I also had a lot of fun using the LXTerminal to play the Python games tucked away in a python_games folder. My teenage son, however, had to show me how to play the Squirrels eat Squirrels game but I showed him up by using Leafpad to open the Python game file and modify some of the text to amuse him.

One problem I had setting up involved adding a monitor. I needed an HDMI to DVI connector, HDMI out from the FUZE and DVI connecting to the monitor with two screws in the connector. Definitely pay attention to the shape of the connector on the FUZE (maybe take a photo with your phone camera, as I did) when you buy the connector, which cost maybe $20 USD. If you want to connect to the internet, you also will need an $12 USD WiFi module which are easy to find online (see links below).

Likely you won’t have this problem, but the mouse provided with the FUZE computer includes a small module that, when popped into an open USB port at the back of the computer, let’s you use the mouse. My son actually rolled his eyes when I didn’t read the manual and notice this detail.

Finally, if you’re in the United States and the Shift + ” (double quote) key generates the @ (at) symbol, with the FUZE on go into Applications and select LXTerminal program, then type raspconfig and press the Enter key. This displays the configuration screens where you can select Keyboard layout then United States as the keyboard language.

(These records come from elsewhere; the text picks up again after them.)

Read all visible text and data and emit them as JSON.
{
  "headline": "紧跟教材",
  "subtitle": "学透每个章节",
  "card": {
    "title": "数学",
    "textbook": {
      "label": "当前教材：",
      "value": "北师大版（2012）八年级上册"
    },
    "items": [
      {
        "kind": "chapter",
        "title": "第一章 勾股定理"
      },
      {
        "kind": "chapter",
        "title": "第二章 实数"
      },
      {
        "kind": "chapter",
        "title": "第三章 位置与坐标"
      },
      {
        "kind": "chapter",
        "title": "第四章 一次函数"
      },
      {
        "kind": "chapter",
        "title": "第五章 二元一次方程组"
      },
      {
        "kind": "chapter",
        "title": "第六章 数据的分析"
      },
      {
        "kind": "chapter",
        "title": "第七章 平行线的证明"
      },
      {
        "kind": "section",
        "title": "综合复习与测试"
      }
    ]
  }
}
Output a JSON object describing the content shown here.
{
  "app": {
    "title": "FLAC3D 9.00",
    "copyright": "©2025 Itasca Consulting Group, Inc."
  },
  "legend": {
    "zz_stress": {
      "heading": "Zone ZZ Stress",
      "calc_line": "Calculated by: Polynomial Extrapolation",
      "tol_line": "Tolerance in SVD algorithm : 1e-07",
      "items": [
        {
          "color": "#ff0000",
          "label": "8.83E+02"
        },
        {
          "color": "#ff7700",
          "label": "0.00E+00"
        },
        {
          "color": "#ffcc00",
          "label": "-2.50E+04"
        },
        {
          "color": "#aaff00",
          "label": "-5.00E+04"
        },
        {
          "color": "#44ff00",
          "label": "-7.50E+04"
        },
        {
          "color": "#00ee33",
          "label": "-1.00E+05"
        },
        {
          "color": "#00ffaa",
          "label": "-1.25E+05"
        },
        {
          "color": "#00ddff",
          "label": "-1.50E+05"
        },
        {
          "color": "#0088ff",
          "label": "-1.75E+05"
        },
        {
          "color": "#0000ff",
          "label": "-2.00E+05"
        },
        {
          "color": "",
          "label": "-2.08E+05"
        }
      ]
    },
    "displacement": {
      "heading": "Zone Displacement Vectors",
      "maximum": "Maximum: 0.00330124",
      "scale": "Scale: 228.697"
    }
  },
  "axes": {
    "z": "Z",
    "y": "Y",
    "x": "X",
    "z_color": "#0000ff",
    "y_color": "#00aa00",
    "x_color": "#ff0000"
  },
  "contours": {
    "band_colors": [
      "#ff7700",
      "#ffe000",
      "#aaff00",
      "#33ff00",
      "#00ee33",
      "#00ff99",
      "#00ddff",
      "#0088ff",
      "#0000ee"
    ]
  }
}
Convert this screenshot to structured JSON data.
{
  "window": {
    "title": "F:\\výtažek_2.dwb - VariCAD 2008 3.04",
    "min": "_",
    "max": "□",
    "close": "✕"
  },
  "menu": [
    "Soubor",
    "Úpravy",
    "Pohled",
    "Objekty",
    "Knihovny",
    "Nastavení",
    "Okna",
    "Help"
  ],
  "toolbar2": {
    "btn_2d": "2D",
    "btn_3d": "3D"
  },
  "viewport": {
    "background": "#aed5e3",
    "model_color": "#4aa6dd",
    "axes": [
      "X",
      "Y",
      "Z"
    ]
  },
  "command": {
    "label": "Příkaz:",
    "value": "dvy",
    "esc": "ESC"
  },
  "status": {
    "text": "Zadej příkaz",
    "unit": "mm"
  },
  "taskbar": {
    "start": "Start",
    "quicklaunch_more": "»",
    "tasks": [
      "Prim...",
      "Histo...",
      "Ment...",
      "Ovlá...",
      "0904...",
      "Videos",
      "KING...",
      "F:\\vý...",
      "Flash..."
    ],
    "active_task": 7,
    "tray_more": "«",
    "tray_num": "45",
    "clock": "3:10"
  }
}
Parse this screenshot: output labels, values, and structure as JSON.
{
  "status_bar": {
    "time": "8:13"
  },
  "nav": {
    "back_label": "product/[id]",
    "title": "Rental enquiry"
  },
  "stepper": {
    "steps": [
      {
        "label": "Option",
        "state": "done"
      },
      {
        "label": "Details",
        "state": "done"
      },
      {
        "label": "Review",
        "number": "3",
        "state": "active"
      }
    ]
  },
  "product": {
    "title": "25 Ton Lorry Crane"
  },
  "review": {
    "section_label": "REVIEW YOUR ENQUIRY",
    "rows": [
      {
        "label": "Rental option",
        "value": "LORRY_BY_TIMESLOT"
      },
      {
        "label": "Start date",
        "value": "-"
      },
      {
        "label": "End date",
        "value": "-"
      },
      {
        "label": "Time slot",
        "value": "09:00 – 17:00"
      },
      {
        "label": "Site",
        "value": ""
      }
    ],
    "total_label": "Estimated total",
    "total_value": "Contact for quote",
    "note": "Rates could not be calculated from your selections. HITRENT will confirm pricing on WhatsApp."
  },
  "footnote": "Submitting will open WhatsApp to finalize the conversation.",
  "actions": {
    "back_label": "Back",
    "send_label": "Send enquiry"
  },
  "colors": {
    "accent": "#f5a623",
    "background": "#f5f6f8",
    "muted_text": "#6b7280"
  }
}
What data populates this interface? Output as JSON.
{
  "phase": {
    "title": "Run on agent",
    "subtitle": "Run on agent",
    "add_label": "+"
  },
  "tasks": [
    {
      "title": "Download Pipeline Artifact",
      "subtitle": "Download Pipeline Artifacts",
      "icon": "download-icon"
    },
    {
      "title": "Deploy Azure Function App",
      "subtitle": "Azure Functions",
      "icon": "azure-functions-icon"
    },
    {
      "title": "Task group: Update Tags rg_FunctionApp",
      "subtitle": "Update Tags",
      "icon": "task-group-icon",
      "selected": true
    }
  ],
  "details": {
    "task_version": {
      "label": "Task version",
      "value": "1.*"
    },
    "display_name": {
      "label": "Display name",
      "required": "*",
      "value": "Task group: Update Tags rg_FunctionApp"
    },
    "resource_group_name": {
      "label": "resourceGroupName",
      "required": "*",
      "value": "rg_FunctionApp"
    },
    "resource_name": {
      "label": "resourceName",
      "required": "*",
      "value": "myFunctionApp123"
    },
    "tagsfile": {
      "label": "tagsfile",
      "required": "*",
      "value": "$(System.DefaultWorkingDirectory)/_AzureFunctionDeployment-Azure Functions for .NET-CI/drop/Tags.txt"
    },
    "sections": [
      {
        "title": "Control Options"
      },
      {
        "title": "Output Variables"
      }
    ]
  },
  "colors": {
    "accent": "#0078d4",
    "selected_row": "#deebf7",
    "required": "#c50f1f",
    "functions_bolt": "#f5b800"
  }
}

Overall, I highly recommend the FUZE as a platform to explore computing, learn programming, and then evolve smoothly into electronics projects. All in a very durable device. You can easily spend days and weeks learning with this computer by working through projects.

Learn More

FUZE Computers

Miniature WiFi Module for Raspberry Pi

BBC Micro


Apple II

Also In The June 2015 Issue

Automate the Boring Stuff with Python

This book helps average non-technical people free themselves from mundane computer tasks.

Solar Cockroaches, Water Rockets, and Pinhole Eyeglasses

Here are a few of the many fun summer projects at website.

Bitsbox: Monthly Coding Projects in the Mail

Every month the Bitsbox service delivers a colorful booklet full of fun coding projects for kids to do then share with friends and family.

Simple and Fun 3D Models to Print

Here are a number of simple and fun 3D models to print.

FUZE Computer Teaches Kids to Code

The FUZE computer is a 1980s computer design with the brain of a modern Raspberry Pi. It's ideal for teaching kids to code plus build electronics projects.

An Interview with Paul Chayka

Paul Chayka talks about Robotics And Beyond, an after school tech program that teaches coding, robotics, circuit design, and much more.

Teach Your Kids to Code

Learning Python is a fun way to spend time and learn programming together.

Kano Computers

The Kano computer is a Raspberry Pi computer with a spiffy installation process (and user manual) and a carefully thought out online experience.

Functions and Procedures

An introduction to programming functions and procedures using pen and paper instead of code. Includes lots of examples and exercises.


Ruby is a highly flexible programming language used in many large scale online applications at Twitter, Kickstarter, and other companies.

June 2015 Learn More Links

Links from the bottom of all the June 2015 articles, collected in one place for you to print, share, or bookmark.

Any fool can write code that a computer can understand. Good programmers write code that humans can understand.

June 2015 News Wire

News and project stories about kids, coding, computer science, and how we use technology in our daily lives.

Create Art with the Paper App + Mix

The Mix community lets you find and share artwork to create projects with free Paper software.